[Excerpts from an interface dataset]
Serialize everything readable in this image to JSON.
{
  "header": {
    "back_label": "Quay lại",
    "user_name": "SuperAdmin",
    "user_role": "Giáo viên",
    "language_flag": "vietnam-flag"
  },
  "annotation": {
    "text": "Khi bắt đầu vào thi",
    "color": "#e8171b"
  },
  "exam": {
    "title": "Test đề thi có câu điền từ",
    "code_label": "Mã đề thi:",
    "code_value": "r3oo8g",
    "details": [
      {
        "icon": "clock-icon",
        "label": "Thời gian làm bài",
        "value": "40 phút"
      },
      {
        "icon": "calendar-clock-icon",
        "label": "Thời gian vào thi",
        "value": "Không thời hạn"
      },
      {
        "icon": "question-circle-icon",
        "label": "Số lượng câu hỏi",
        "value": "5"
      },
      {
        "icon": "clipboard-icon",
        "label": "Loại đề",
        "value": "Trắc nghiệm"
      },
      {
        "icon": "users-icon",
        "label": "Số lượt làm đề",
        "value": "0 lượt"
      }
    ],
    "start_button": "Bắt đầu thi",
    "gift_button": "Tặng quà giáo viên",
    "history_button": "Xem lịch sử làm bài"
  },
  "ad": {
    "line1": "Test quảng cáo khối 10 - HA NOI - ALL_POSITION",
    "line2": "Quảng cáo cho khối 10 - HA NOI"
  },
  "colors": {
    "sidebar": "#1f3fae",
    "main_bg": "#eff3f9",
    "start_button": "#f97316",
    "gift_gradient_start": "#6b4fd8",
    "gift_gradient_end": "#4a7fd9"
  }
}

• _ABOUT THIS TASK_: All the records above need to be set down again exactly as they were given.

• _YOUR SOLUTION_:
Serialize everything readable in this image to JSON.
{
  "header": {
    "back_label": "Quay lại",
    "user_name": "SuperAdmin",
    "user_role": "Giáo viên",
    "language_flag": "vietnam-flag"
  },
  "annotation": {
    "text": "Khi bắt đầu vào thi",
    "color": "#e8171b"
  },
  "exam": {
    "title": "Test đề thi có câu điền từ",
    "code_label": "Mã đề thi:",
    "code_value": "r3oo8g",
    "details": [
      {
        "icon": "clock-icon",
        "label": "Thời gian làm bài",
        "value": "40 phút"
      },
      {
        "icon": "calendar-clock-icon",
        "label": "Thời gian vào thi",
        "value": "Không thời hạn"
      },
      {
        "icon": "question-circle-icon",
        "label": "Số lượng câu hỏi",
        "value": "5"
      },
      {
        "icon": "clipboard-icon",
        "label": "Loại đề",
        "value": "Trắc nghiệm"
      },
      {
        "icon": "users-icon",
        "label": "Số lượt làm đề",
        "value": "0 lượt"
      }
    ],
    "start_button": "Bắt đầu thi",
    "gift_button": "Tặng quà giáo viên",
    "history_button": "Xem lịch sử làm bài"
  },
  "ad": {
    "line1": "Test quảng cáo khối 10 - HA NOI - ALL_POSITION",
    "line2": "Quảng cáo cho khối 10 - HA NOI"
  },
  "colors": {
    "sidebar": "#1f3fae",
    "main_bg": "#eff3f9",
    "start_button": "#f97316",
    "gift_gradient_start": "#6b4fd8",
    "gift_gradient_end": "#4a7fd9"
  }
}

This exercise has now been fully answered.